The public school possibility
AAP has demonstrated that it is possible to combine excellence with equity in India’s schools
In a passage in the biography of C. Rajagopalachari by Rajmohan Gandhi, as the end of colonial rule approaches, the civil servant B.K. Nehru proposes to the veteran freedom fighter that the government of independent India set up quality schools for talented children. And the latter replies: “You want young man a new Brahmanism. This country will not take it. It wants equality, not excellence.” What was being expressed was very likely a view held by the emerging governing class, that nurturing talent is a form of elitism. In fact, the reverse could turn out to be true for, as depicted in the life of Ekalavya, nature does not favour the rich and the powerful when it comes to distributing talent. Innocent of this, a public policy obsessed with avoiding differentiation has avoided excellence in schooling. This has hurt the historically disadvantaged of this country.
Not an elitist aspiration
There is nothing that points to the inevitability of inequality when aiming at excellence in our schools. In fact, quite to the contrary, excellent public schools, which are accessible to all, can ensure that historic inequalities are levelled-off to a large extent.
Schooling is the formative stage in the life of an individual with respect to development of capabilities, gaining awareness of rights and responsibilities and moulding attitudes that matter in civic engagement. If India desires to be a successful democracy it is necessary to invest in a schooling that takes every child to the highest level in these three areas. School children must be imbued with the spirit of wanting to excel in everything they will do in the future, from their careers to their performance as citizens.

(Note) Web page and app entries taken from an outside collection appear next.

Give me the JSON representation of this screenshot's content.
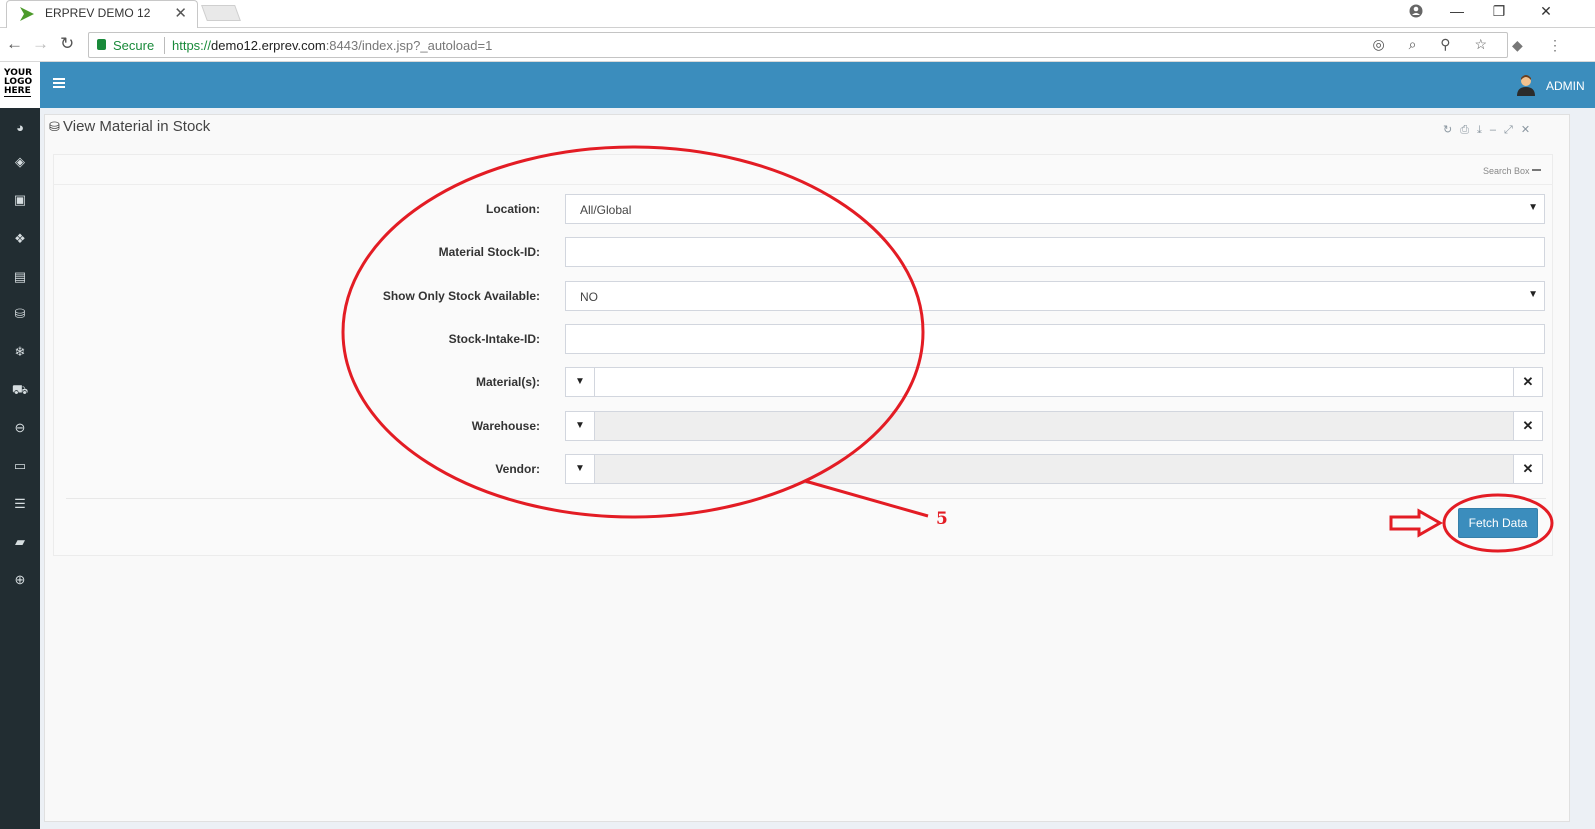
{
  "browser": {
    "tab_title": "ERPREV DEMO 12",
    "tab_close": "✕",
    "secure_label": "Secure",
    "url_scheme": "https://",
    "url_host": "demo12.erprev.com",
    "url_rest": ":8443/index.jsp?_autoload=1",
    "minimize": "—",
    "maximize": "❐",
    "close": "✕"
  },
  "header": {
    "logo_lines": [
      "YOUR",
      "LOGO",
      "HERE"
    ],
    "user": "ADMIN",
    "accent_color": "#3b8dbd"
  },
  "sidebar": {
    "icons": [
      "dashboard-icon",
      "tag-icon",
      "money-icon",
      "cubes-icon",
      "building-icon",
      "database-cup-icon",
      "snowflake-icon",
      "cart-icon",
      "circle-minus-icon",
      "monitor-icon",
      "stack-icon",
      "book-icon",
      "lifebuoy-icon"
    ]
  },
  "panel": {
    "title": "View Material in Stock",
    "search_box_label": "Search Box"
  },
  "form": {
    "location_label": "Location:",
    "location_value": "All/Global",
    "stock_id_label": "Material Stock-ID:",
    "stock_id_value": "",
    "show_only_label": "Show Only Stock Available:",
    "show_only_value": "NO",
    "intake_label": "Stock-Intake-ID:",
    "intake_value": "",
    "materials_label": "Material(s):",
    "warehouse_label": "Warehouse:",
    "vendor_label": "Vendor:",
    "fetch_button": "Fetch Data"
  },
  "annotation": {
    "number": "5",
    "color": "#e31c24"
  }
}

The idea that pursuing excellence in education reflects an elitist aspiration is not a view shared by the poor. Poor parents work exceptionally hard to send their children to fee-paying private schools so that they stand a better chance in life. Surveys by the educational foundation Pratham show learning outcomes in these schools to be barely ahead of those in government ones. Yet, the poor must work that much harder and tighten their belts that much more to afford them, for they consider even this slight advantage as helpful to their children.

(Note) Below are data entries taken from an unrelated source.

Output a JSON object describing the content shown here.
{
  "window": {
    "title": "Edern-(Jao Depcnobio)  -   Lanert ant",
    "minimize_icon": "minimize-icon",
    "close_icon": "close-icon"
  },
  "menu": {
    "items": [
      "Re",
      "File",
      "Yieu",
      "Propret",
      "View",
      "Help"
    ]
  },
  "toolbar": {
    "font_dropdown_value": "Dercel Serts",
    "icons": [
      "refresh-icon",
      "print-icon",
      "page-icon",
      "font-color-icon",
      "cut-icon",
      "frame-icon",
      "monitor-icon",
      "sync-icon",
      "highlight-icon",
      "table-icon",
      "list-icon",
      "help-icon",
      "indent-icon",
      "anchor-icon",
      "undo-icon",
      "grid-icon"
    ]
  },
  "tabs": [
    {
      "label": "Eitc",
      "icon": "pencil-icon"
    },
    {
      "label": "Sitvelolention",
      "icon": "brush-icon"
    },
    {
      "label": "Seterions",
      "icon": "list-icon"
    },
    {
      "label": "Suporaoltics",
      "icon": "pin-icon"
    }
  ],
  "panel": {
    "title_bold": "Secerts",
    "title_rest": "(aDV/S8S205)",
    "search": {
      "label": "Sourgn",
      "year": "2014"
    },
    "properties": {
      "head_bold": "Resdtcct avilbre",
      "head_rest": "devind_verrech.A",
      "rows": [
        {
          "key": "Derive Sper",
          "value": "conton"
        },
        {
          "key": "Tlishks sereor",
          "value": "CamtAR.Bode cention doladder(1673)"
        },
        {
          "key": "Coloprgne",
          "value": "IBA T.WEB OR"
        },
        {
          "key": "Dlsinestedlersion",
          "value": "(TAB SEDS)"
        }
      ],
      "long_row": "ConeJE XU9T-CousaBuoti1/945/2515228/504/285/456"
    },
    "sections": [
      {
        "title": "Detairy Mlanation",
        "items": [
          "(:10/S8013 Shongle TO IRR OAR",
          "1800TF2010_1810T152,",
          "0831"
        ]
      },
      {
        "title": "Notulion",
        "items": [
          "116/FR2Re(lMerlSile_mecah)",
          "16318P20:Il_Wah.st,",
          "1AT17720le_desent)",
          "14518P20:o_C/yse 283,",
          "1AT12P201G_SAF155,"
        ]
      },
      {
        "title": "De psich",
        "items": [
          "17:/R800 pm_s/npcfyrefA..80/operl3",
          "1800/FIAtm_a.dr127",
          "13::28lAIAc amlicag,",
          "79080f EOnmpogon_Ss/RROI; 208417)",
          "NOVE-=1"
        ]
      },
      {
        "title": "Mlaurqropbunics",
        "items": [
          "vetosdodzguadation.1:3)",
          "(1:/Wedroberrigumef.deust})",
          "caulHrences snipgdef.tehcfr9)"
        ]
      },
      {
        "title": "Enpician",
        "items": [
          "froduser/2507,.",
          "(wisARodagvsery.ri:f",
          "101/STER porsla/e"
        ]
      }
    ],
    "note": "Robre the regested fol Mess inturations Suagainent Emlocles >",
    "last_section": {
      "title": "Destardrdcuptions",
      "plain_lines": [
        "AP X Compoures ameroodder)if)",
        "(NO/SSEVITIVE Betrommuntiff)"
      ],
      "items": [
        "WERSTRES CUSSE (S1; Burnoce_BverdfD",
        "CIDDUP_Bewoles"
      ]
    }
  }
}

In one part of this country, however, the wait for an improved public school system may be beginning to come to an end. Along with an emphasis on primary health care the government of Delhi has, by all accounts, initiated the transformation of its schools. Only a detailed study can establish how far it has progressed and how deep are its roots but the signs yet seen are encouraging. First, the physical infrastructure has improved. The chosen schools have classrooms with good furniture and are smart, not only in terms of their appearance, but also in terms of IT-enabled teaching aids. There are clean playgrounds and functioning toilets, the absence of which has long meant a declining school attendance by girls across the country. Selected teachers have been given training overseas. Interviews reveal that they feel supported in their tasks by the government, which is perhaps more important for efficacy than funds. Most important, some of the government schools have recorded better Board exam results than private ones, triggering a once unimaginable reverse migration! However, innovation has gone beyond what it takes to achieve superior exam performance, important as it is. There is also an effort to spur cognitive development, essential for a child to make sense of the world. This marks a shift from the emphasis on memorising content, for long the bane of schooling in India.

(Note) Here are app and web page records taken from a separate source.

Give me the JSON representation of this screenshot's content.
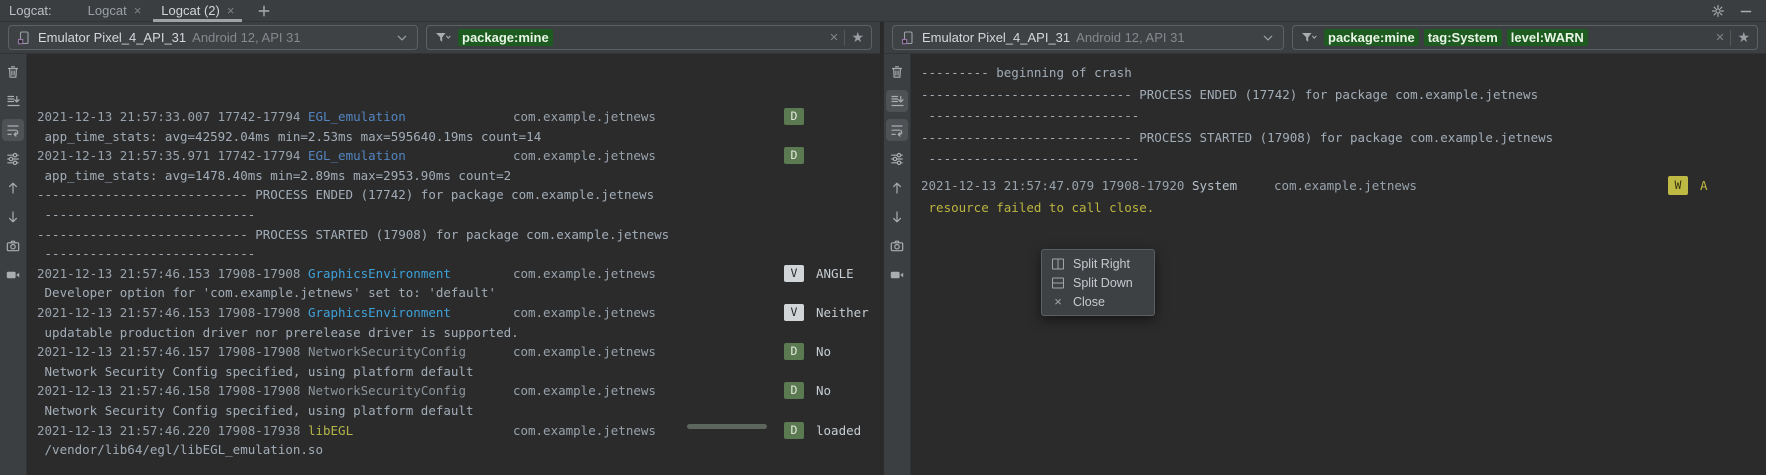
{
  "header": {
    "label": "Logcat:",
    "tabs": [
      {
        "label": "Logcat",
        "active": false,
        "close_icon": "close-icon"
      },
      {
        "label": "Logcat (2)",
        "active": true,
        "close_icon": "close-icon"
      }
    ],
    "new_tab_icon": "plus-icon"
  },
  "window_controls": [
    {
      "icon": "gear-icon"
    },
    {
      "icon": "minimize-icon"
    }
  ],
  "panels": [
    {
      "device": {
        "name": "Emulator Pixel_4_API_31",
        "spec": "Android 12, API 31"
      },
      "filter": {
        "tokens": [
          "package:mine"
        ],
        "clear_icon": "clear-filter-icon",
        "favorite_icon": "favorite-star-icon"
      },
      "toolbar": [
        {
          "icon": "trash-icon",
          "selected": false
        },
        {
          "icon": "scroll-to-end-icon",
          "selected": false
        },
        {
          "icon": "soft-wrap-icon",
          "selected": true
        },
        {
          "icon": "settings-sliders-icon",
          "selected": false
        },
        {
          "icon": "arrow-up-icon",
          "selected": false
        },
        {
          "icon": "arrow-down-icon",
          "selected": false
        },
        {
          "icon": "camera-icon",
          "selected": false
        },
        {
          "icon": "video-icon",
          "selected": false
        }
      ],
      "log": [
        {
          "ts": "2021-12-13 21:57:33.007 17742-17794",
          "tag": "EGL_emulation",
          "tag_color": "blue",
          "package": "com.example.jetnews",
          "level": "D",
          "message": ""
        },
        {
          "text": " app_time_stats: avg=42592.04ms min=2.53ms max=595640.19ms count=14"
        },
        {
          "ts": "2021-12-13 21:57:35.971 17742-17794",
          "tag": "EGL_emulation",
          "tag_color": "blue",
          "package": "com.example.jetnews",
          "level": "D",
          "message": ""
        },
        {
          "text": " app_time_stats: avg=1478.40ms min=2.89ms max=2953.90ms count=2"
        },
        {
          "text": "---------------------------- PROCESS ENDED (17742) for package com.example.jetnews"
        },
        {
          "text": " ----------------------------"
        },
        {
          "text": "---------------------------- PROCESS STARTED (17908) for package com.example.jetnews"
        },
        {
          "text": " ----------------------------"
        },
        {
          "ts": "2021-12-13 21:57:46.153 17908-17908",
          "tag": "GraphicsEnvironment",
          "tag_color": "cyan",
          "package": "com.example.jetnews",
          "level": "V",
          "message": "ANGLE"
        },
        {
          "text": " Developer option for 'com.example.jetnews' set to: 'default'"
        },
        {
          "ts": "2021-12-13 21:57:46.153 17908-17908",
          "tag": "GraphicsEnvironment",
          "tag_color": "cyan",
          "package": "com.example.jetnews",
          "level": "V",
          "message": "Neither"
        },
        {
          "text": " updatable production driver nor prerelease driver is supported."
        },
        {
          "ts": "2021-12-13 21:57:46.157 17908-17908",
          "tag": "NetworkSecurityConfig",
          "tag_color": "gray",
          "package": "com.example.jetnews",
          "level": "D",
          "message": "No"
        },
        {
          "text": " Network Security Config specified, using platform default"
        },
        {
          "ts": "2021-12-13 21:57:46.158 17908-17908",
          "tag": "NetworkSecurityConfig",
          "tag_color": "gray",
          "package": "com.example.jetnews",
          "level": "D",
          "message": "No"
        },
        {
          "text": " Network Security Config specified, using platform default"
        },
        {
          "ts": "2021-12-13 21:57:46.220 17908-17938",
          "tag": "libEGL",
          "tag_color": "olive",
          "package": "com.example.jetnews",
          "level": "D",
          "message": "loaded"
        },
        {
          "text": " /vendor/lib64/egl/libEGL_emulation.so"
        }
      ]
    },
    {
      "device": {
        "name": "Emulator Pixel_4_API_31",
        "spec": "Android 12, API 31"
      },
      "filter": {
        "tokens": [
          "package:mine",
          "tag:System",
          "level:WARN"
        ],
        "clear_icon": "clear-filter-icon",
        "favorite_icon": "favorite-star-icon"
      },
      "toolbar": [
        {
          "icon": "trash-icon",
          "selected": false
        },
        {
          "icon": "scroll-to-end-icon",
          "selected": true
        },
        {
          "icon": "soft-wrap-icon",
          "selected": true
        },
        {
          "icon": "settings-sliders-icon",
          "selected": false
        },
        {
          "icon": "arrow-up-icon",
          "selected": false
        },
        {
          "icon": "arrow-down-icon",
          "selected": false
        },
        {
          "icon": "camera-icon",
          "selected": false
        },
        {
          "icon": "video-icon",
          "selected": false
        }
      ],
      "log": [
        {
          "text": "--------- beginning of crash"
        },
        {
          "text": "---------------------------- PROCESS ENDED (17742) for package com.example.jetnews"
        },
        {
          "text": " ----------------------------"
        },
        {
          "text": "---------------------------- PROCESS STARTED (17908) for package com.example.jetnews"
        },
        {
          "text": " ----------------------------"
        },
        {
          "ts": "2021-12-13 21:57:47.079 17908-17920",
          "tag": "System",
          "tag_color": "plain",
          "package": "com.example.jetnews",
          "level": "W",
          "message": "A"
        },
        {
          "text": " resource failed to call close.",
          "warn": true
        }
      ]
    }
  ],
  "context_menu": {
    "items": [
      {
        "icon": "split-right-icon",
        "label": "Split Right"
      },
      {
        "icon": "split-down-icon",
        "label": "Split Down"
      },
      {
        "icon": "close-icon",
        "label": "Close"
      }
    ]
  },
  "colors": {
    "chrome_bg": "#3c3f41",
    "content_bg": "#2b2b2b",
    "filter_token_bg": "#1d5b20",
    "filter_token_text": "#e9f5e6",
    "warn_yellow": "#bfba43",
    "debug_badge_green": "#5c7a52",
    "verbose_badge_gray": "#d2d5d8",
    "tag_blue": "#5285c1",
    "tag_cyan": "#3ea1da",
    "tag_gray": "#8b949c",
    "tag_olive": "#b4b449",
    "log_text": "#a2adb8",
    "timestamp_text": "#98a2ac",
    "device_icon_accent": "#9876aa"
  }
}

It is too early to make resounding claims about the success of the schools programme of the Aam Aadmi Party. But it has demonstrated that it is possible to combine excellence with equity in India’s schools, the site where achieving excellence will yield the highest pay-off for its society.